Until things change, I have no choice but to look around for a product similar to the one that cannot be shipped  or get my wanted products shipped to a friend's USA address so they can forward to me.


So the times are a changin'....but till then, this global village we live in still has plenty of limitations......







Photo credits:
http://www.freedigitalphotos.net/images/view_photog.php?photogid=721
http://www.freedigitalphotos.net/images/view_photog.php?photogid=2680



5 comments :

  1. Earlier today I read this article http://ow.ly/aBmkF in The Age about Australian consumers being gouged.

    Now your post points to similar behaviour in relation to outdoors equipment and clothing.

    After reading your post I came across this excellent post http://ow.ly/aBmtS that points to increased consumer influence under "Orchestration" in the future.

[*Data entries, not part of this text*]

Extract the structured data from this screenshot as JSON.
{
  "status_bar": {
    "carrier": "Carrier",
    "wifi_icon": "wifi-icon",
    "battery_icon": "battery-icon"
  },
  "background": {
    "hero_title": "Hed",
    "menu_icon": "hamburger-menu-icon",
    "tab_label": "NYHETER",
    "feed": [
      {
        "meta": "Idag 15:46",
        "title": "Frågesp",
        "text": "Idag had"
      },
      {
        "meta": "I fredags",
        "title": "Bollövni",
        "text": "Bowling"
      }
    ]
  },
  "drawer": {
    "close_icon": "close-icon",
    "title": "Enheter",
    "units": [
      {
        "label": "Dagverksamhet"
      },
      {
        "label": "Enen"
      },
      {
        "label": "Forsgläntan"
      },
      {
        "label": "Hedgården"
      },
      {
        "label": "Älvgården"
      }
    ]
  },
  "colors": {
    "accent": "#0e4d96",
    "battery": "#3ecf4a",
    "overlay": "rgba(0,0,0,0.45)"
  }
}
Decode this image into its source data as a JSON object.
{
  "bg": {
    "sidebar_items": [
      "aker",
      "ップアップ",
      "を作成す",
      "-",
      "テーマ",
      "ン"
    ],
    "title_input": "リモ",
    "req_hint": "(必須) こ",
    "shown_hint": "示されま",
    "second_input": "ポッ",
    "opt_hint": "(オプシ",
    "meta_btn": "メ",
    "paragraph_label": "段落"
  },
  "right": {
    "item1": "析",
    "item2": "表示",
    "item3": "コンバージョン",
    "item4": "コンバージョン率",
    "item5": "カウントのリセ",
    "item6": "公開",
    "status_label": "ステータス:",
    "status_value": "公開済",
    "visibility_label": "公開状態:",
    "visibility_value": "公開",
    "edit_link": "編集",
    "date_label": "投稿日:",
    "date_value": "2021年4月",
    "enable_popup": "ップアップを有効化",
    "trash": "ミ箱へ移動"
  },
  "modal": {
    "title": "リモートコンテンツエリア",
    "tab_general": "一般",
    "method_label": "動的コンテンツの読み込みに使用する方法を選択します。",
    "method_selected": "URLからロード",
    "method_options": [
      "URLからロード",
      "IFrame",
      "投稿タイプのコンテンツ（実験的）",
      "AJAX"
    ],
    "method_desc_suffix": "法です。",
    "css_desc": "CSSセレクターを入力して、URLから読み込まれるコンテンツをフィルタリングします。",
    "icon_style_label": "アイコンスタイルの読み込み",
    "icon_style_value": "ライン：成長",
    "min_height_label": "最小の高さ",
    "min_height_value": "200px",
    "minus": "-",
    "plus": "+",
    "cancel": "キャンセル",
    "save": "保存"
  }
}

    Maybe, just maybe, Australian consumers will have more influence and get a better deal in the future.

    Allan McDonald
    @ EQUIPnTRIP

    ReplyDelete
  2. Thanks for your comment and excellent links to those other articles.

    We can only hope that consumers in Australia get a better deal in the future, and the "Australia tax, the tax we pay just by being in Australia'' will become a thing of the past.

    We have a long way to go, but for many companies, they will need to have the "ability to accept change, and improvise" to meet the growing needs of us the consumers.

    In the meantime, we will keep searching for outdoor companies that are embracing the vision of a global village.

    Regards,

    ReplyDelete
  3. This comment has been removed by a blog administrator.

    ReplyDelete
  4. I totally agree - I for one have emailed cascade designs about this, posted on social media (Wild magazine) about it and will no longer buy or recommend their products. I'd rather buy gear from people not hellbent on huge profits than even the best gear any day.

    ReplyDelete
    Replies
    1. Hi, I know how frustrating it is to be able to see the products you want, but not be able to purchase them. I think that eventually the market forces will require them to open their doors to international customers. I love a lot of Cascade products - but at the price we are expected to pay here in Australia, just cannot afford it.

      Let us hope that the times change soon!

      Delete